*** Data for this exercise Section Begins ***
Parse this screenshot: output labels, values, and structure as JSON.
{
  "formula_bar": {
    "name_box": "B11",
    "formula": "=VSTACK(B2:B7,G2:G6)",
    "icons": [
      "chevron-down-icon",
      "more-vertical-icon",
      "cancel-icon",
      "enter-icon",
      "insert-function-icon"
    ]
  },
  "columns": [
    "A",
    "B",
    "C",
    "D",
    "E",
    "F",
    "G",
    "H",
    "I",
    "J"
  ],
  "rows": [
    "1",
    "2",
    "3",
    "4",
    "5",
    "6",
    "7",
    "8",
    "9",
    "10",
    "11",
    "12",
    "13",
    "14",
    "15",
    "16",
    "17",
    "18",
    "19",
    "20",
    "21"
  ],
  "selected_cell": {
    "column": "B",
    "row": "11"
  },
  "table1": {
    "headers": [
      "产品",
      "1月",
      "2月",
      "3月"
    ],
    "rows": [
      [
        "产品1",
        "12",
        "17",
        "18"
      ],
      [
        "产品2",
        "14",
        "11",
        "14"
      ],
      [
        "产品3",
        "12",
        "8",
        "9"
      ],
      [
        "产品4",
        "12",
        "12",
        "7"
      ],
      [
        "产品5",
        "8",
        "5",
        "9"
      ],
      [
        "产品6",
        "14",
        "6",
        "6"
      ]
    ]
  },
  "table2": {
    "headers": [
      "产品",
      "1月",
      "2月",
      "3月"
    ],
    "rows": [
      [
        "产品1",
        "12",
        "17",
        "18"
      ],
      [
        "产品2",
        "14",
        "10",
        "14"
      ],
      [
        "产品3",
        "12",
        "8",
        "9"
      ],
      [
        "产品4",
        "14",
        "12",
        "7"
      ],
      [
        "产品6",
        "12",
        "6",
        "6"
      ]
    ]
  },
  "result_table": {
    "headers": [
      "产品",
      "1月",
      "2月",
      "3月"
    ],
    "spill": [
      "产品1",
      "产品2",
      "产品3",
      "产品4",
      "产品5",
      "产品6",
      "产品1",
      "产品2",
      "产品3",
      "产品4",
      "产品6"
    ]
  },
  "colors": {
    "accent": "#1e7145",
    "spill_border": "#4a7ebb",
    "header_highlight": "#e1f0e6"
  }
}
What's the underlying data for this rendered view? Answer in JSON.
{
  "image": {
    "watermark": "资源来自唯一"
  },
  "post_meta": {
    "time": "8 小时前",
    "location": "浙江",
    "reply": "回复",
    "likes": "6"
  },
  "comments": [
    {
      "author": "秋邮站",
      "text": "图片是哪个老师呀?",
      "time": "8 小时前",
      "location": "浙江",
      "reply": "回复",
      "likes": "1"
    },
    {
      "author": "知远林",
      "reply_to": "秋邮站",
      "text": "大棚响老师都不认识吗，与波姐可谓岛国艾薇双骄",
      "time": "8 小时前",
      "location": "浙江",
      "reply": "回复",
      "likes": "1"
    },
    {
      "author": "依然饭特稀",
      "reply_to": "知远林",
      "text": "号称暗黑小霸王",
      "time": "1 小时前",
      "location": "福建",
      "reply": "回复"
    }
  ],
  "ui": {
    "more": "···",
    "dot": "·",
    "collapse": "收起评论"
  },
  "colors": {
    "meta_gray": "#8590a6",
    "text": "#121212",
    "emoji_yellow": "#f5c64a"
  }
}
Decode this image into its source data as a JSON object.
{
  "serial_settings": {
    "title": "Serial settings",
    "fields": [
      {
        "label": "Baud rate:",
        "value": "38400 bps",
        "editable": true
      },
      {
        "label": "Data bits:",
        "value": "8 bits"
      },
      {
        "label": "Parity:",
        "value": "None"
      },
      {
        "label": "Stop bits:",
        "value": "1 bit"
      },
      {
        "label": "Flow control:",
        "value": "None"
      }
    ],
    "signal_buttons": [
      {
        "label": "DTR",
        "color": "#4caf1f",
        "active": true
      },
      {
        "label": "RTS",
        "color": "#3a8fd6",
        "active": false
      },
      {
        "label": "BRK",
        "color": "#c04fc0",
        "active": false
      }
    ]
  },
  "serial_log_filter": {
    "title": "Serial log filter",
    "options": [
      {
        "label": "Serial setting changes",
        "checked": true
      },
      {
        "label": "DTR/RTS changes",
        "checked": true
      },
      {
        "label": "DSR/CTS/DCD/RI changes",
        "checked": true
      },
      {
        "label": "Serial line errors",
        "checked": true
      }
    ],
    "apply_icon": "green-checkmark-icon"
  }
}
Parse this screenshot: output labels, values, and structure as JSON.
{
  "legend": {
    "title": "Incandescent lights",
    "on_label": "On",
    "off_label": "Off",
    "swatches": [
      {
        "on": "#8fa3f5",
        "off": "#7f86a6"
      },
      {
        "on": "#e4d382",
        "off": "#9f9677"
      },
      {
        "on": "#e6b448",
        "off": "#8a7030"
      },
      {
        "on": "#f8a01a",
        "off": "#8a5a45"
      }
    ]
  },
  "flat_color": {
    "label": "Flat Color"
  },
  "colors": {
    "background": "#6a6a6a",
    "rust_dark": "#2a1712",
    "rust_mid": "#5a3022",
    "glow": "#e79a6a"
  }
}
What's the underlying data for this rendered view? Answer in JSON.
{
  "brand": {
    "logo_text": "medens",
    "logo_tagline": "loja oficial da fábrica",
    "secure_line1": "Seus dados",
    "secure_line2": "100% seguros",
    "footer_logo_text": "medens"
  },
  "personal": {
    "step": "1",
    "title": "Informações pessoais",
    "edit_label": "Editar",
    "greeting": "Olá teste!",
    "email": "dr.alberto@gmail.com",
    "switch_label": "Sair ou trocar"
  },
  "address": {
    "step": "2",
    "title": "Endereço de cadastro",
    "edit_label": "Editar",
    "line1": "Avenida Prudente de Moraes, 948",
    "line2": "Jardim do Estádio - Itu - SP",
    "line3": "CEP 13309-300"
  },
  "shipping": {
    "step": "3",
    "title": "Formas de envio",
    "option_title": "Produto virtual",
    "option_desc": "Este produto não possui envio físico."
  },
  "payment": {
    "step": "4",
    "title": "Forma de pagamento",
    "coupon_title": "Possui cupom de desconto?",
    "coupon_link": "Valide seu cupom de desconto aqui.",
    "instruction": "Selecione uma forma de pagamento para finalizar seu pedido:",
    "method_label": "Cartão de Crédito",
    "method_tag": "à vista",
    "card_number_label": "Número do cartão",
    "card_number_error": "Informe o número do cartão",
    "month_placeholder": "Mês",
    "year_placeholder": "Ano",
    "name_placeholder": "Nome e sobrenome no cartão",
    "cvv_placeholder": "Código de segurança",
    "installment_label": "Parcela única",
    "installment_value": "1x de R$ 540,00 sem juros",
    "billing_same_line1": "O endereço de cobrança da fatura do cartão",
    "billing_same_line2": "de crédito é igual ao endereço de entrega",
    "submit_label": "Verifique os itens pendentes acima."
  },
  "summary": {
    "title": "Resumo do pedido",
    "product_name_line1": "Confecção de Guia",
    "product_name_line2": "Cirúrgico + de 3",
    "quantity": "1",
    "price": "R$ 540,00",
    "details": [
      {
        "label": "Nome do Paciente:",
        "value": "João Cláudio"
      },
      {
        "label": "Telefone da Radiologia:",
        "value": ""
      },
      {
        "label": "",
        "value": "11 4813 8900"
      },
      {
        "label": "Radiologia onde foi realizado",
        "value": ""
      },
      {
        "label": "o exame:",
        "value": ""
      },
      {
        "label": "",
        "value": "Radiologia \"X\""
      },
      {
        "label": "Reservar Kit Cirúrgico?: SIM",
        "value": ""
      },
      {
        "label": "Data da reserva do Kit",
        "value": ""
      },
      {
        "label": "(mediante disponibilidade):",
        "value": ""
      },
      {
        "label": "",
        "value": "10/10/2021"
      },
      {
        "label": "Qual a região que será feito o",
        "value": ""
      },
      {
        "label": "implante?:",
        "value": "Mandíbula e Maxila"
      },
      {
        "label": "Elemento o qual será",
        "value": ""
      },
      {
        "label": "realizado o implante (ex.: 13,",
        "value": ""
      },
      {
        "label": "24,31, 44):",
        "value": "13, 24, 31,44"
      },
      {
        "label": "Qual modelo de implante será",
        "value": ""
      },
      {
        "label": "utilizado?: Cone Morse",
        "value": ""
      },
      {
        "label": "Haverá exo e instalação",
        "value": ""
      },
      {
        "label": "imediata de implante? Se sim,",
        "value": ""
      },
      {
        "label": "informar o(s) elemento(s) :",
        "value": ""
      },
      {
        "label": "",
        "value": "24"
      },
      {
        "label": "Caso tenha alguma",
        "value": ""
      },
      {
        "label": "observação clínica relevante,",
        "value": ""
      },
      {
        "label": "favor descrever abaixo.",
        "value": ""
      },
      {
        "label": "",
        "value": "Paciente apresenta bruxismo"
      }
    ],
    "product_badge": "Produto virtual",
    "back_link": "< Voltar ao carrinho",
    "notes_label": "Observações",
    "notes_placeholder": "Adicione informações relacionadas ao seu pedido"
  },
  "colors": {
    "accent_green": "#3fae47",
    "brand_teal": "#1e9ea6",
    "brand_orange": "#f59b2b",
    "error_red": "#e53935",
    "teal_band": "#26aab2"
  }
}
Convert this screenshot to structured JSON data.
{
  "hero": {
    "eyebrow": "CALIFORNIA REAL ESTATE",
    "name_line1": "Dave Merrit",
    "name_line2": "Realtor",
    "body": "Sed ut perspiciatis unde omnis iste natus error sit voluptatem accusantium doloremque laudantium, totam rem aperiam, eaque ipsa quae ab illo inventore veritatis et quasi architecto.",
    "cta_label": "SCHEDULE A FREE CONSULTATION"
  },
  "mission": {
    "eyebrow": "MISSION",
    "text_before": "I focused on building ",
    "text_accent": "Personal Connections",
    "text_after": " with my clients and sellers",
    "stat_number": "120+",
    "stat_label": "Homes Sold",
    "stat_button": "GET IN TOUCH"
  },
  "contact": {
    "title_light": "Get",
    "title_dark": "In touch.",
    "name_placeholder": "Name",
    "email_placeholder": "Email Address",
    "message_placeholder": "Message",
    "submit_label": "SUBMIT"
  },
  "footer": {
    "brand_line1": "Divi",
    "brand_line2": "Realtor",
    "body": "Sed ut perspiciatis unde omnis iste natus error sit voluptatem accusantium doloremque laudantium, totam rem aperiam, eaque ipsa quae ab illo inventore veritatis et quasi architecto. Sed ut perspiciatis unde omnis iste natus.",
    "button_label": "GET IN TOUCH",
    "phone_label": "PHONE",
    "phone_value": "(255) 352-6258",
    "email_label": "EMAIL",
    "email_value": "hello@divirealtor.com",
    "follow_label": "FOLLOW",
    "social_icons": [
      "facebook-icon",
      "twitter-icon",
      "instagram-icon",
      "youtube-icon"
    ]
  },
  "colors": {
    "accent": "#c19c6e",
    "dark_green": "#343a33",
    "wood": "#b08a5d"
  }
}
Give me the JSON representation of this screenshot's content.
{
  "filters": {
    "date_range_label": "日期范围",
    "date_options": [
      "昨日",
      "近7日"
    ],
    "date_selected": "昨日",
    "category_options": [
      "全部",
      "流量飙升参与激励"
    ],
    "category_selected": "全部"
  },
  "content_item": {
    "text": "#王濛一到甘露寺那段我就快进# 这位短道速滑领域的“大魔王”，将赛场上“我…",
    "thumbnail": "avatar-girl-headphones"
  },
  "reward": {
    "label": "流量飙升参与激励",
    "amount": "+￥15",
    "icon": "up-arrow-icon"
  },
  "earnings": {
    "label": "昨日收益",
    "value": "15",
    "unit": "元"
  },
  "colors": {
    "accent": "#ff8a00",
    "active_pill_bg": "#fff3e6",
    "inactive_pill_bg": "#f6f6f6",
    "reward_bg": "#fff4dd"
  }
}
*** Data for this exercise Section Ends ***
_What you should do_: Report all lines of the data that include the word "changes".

_Problem solution_:
        "label": "Serial setting changes",
        "label": "DTR/RTS changes",
        "label": "DSR/CTS/DCD/RI changes",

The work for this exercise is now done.